____ Data provided

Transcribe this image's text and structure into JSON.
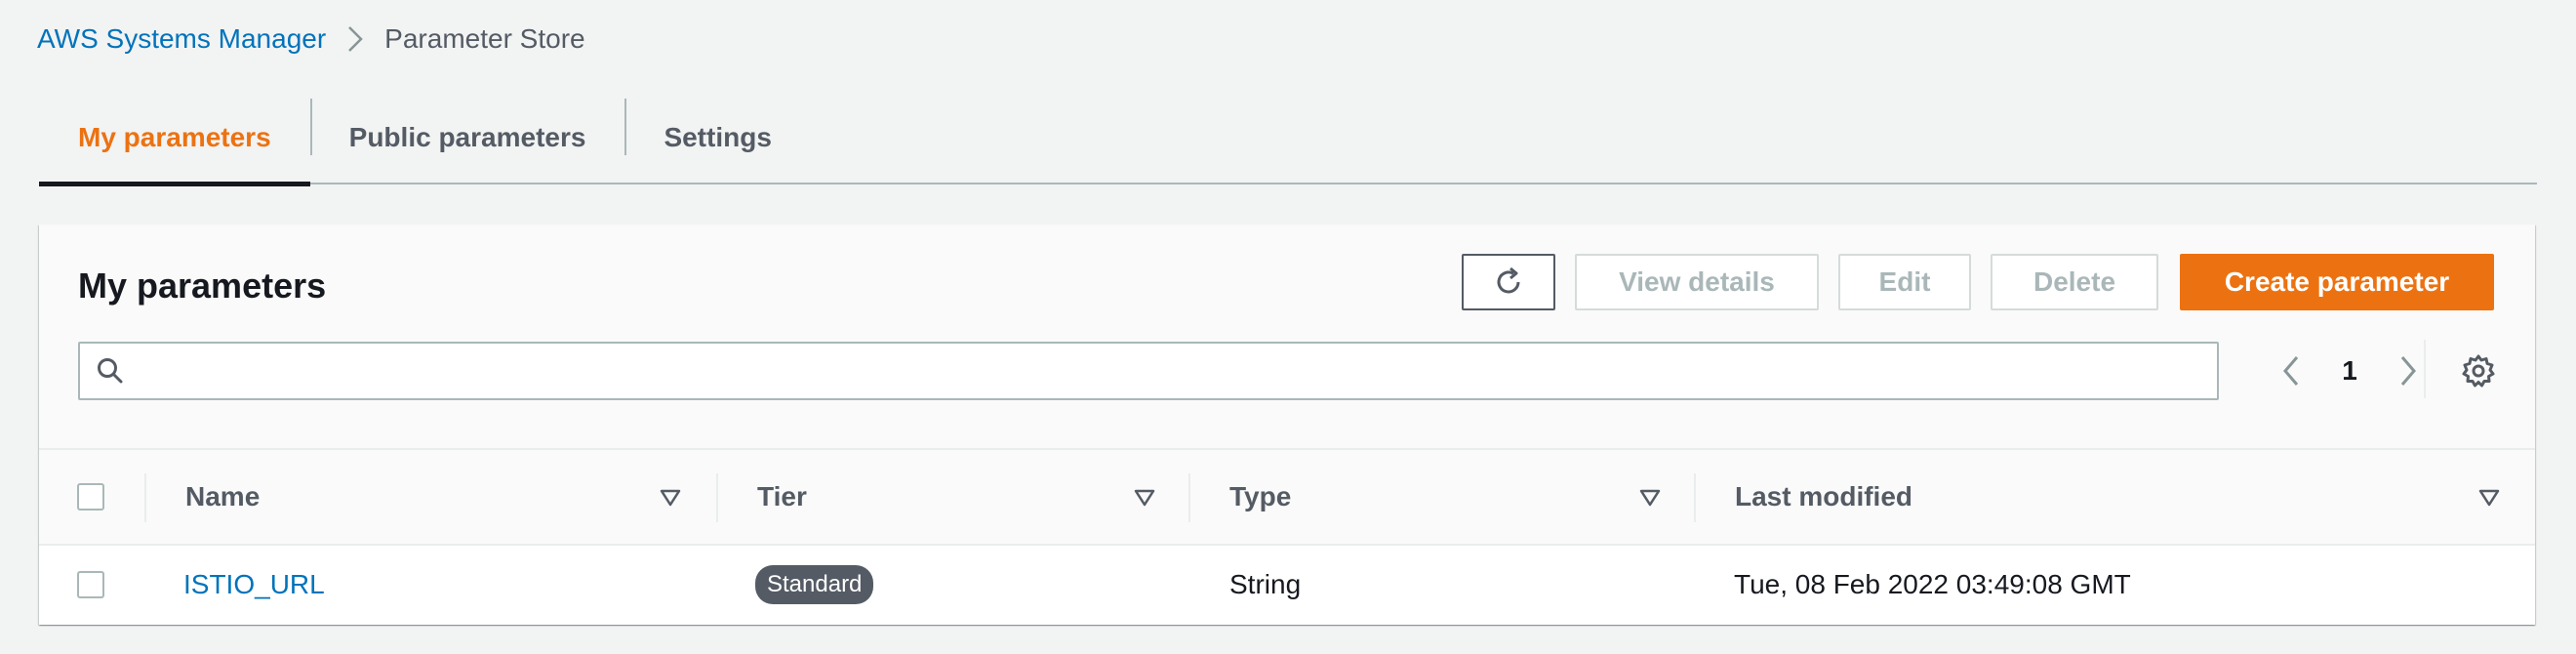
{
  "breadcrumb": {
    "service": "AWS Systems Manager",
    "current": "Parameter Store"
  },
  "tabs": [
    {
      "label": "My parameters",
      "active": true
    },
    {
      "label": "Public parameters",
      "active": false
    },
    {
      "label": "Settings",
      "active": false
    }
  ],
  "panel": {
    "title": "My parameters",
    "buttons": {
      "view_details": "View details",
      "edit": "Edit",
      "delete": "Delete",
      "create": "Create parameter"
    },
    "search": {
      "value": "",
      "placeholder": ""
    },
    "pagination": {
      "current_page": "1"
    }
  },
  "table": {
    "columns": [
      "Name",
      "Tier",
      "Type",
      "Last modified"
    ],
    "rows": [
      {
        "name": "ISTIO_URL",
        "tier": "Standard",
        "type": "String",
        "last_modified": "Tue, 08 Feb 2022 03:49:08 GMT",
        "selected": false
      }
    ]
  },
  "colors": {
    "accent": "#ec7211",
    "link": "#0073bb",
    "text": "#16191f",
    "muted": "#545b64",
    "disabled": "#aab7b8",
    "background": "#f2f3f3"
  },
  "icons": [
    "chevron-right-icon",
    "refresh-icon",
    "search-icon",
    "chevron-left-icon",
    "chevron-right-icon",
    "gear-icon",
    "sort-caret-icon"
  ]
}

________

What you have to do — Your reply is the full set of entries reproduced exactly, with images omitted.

Solution to this exercise —
Transcribe this image's text and structure into JSON.
{
  "breadcrumb": {
    "service": "AWS Systems Manager",
    "current": "Parameter Store"
  },
  "tabs": [
    {
      "label": "My parameters",
      "active": true
    },
    {
      "label": "Public parameters",
      "active": false
    },
    {
      "label": "Settings",
      "active": false
    }
  ],
  "panel": {
    "title": "My parameters",
    "buttons": {
      "view_details": "View details",
      "edit": "Edit",
      "delete": "Delete",
      "create": "Create parameter"
    },
    "search": {
      "value": "",
      "placeholder": ""
    },
    "pagination": {
      "current_page": "1"
    }
  },
  "table": {
    "columns": [
      "Name",
      "Tier",
      "Type",
      "Last modified"
    ],
    "rows": [
      {
        "name": "ISTIO_URL",
        "tier": "Standard",
        "type": "String",
        "last_modified": "Tue, 08 Feb 2022 03:49:08 GMT",
        "selected": false
      }
    ]
  },
  "colors": {
    "accent": "#ec7211",
    "link": "#0073bb",
    "text": "#16191f",
    "muted": "#545b64",
    "disabled": "#aab7b8",
    "background": "#f2f3f3"
  },
  "icons": [
    "chevron-right-icon",
    "refresh-icon",
    "search-icon",
    "chevron-left-icon",
    "chevron-right-icon",
    "gear-icon",
    "sort-caret-icon"
  ]
}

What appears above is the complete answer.